At James Cook University, 9.5 per cent of students reported being sexually assaulted; and after first releasing their Statement of Commitment to the Elimination of Sexual Harassment and Sexual Assault in 2018, JCU vice-chancellor Simon Biggs said the university is determined to rid its establishment of violence and harassment.

“Any incident of sexual assault or sexual harassment is one too many. This survey is an important step in understanding our students’ experiences and how we can better support them. We want a safe community – every student and staff member has a right to feel safe,” he said.  

“We know our interventions are working, we have done a lot but there is always more to do. Clearly sexual harassment and sexual assault is an issue across the community, and this is reflected on our campuses.  Addressing this takes sustained and collective action.”

At the University of New England, 7.6 per cent of students reported experiencing sexual assault in their time at the campus. Vice-chancellor and chief executive Professor Brigid Heywood said that this issue remains “critically important” – and is something UNE has been continually working on.

“In 2017, the Australian Human Rights Commission ‘Change the Course’ report on sexual assault and sexual harassment in a university setting made nine recommendations. UNE has addressed all nine. This included educating students on the responsible use of alcohol and the nurturing of respectful relationships, a shared dialogue with students about rejecting hazing in all forms, auditing and enhancing policies and procedures, and boosting communication with and engagement with students.

“In 2018 UNE invited the Australian Human Rights Commission to undertake a thorough review of the culture in our residential system. To date all but five of their 28 recommendations have been fully implemented,” she said.

“In 2022, the journey continues with a renewed focus on safer communities. We will use the umbrella of the newly formed Armidale Safety Alliance, the voice of the Student Consultative Committee and the outcomes of a comprehensive independent review of the UNE colleges model to guide us. I know we need to do more, and we will do it.”

Following the release of the report, Universities Australia chief executive Catriona Jackson said that whilst universities have continued to implement new initiatives and measures, “more work must be done to prevent this abhorrent behaviour and eliminate the destructive attitudes that foster and excuse it”.

“As the peak body, Universities Australia has leant on expert voices, renewed partnerships and committed to a range of initiatives to compassionately support victim-survivors, university staff, student leaders and students themselves.

“In the lead up to the release of the survey results, we provided additional training for student leaders to respond to disclosures of sexual harassment and sexual assault, and to manage vicarious trauma.
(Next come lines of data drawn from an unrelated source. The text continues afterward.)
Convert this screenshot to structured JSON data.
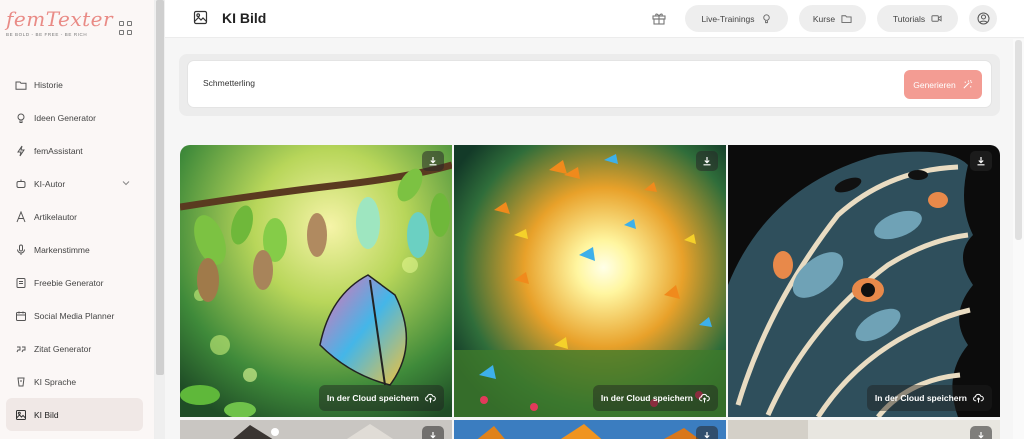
{
  "brand": {
    "name": "femTexter",
    "tagline": "BE BOLD - BE FREE - BE RICH"
  },
  "sidebar": {
    "items": [
      {
        "label": "Historie",
        "icon": "folder-icon"
      },
      {
        "label": "Ideen Generator",
        "icon": "lightbulb-icon"
      },
      {
        "label": "femAssistant",
        "icon": "bolt-icon"
      },
      {
        "label": "KI-Autor",
        "icon": "robot-icon"
      },
      {
        "label": "Artikelautor",
        "icon": "font-icon"
      },
      {
        "label": "Markenstimme",
        "icon": "microphone-icon"
      },
      {
        "label": "Freebie Generator",
        "icon": "document-icon"
      },
      {
        "label": "Social Media Planner",
        "icon": "calendar-icon"
      },
      {
        "label": "Zitat Generator",
        "icon": "quote-icon"
      },
      {
        "label": "KI Sprache",
        "icon": "speech-icon"
      },
      {
        "label": "KI Bild",
        "icon": "image-icon"
      }
    ]
  },
  "header": {
    "title": "KI Bild",
    "live_label": "Live-Trainings",
    "kurse_label": "Kurse",
    "tutorials_label": "Tutorials"
  },
  "prompt": {
    "value": "Schmetterling",
    "generate_label": "Generieren"
  },
  "gallery": {
    "cloud_label": "In der Cloud speichern",
    "images": [
      {
        "subject": "butterfly emerging from chrysalis on branch"
      },
      {
        "subject": "many butterflies flying toward bright light over meadow"
      },
      {
        "subject": "close-up of butterfly wing pattern"
      }
    ]
  },
  "colors": {
    "accent": "#f39c93",
    "brand": "#e98b86"
  }
}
More training will continue over the coming weeks,” she said.

“Our institutions must set the tone for the behaviours expected of – and culture expected by – future students. To achieve this, we are also working with the Department of Social Services to develop a primary prevention campaign to be rolled out across university campuses in O-Week 2023.”